**EXERCISE:** Go through the records and count the lines where the string "label" occurs. Reply with the number only.

**SUPPLIED INFORMATION:**
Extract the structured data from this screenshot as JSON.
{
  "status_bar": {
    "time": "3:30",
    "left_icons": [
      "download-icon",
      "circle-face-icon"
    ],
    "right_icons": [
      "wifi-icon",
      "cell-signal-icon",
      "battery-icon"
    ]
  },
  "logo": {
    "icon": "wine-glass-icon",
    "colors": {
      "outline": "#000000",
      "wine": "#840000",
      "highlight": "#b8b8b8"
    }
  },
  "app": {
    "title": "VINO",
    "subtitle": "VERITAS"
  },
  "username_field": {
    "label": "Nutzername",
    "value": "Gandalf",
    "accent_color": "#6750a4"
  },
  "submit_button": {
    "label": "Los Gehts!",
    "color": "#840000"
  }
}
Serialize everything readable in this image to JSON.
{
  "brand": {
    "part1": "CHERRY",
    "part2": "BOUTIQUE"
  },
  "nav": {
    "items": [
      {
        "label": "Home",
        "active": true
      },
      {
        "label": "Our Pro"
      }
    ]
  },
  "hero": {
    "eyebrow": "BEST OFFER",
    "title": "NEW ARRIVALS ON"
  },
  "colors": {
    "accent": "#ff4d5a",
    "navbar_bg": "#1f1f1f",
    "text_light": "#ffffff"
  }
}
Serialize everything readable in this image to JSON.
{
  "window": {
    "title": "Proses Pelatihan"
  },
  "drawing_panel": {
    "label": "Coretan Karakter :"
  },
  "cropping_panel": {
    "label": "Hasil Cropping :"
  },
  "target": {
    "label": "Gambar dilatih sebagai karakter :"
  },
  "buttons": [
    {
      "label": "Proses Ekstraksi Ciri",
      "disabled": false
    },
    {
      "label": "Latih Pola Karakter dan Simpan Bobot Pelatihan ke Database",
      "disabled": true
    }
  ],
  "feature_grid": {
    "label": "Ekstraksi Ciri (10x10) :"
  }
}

**SOLUTION:** 10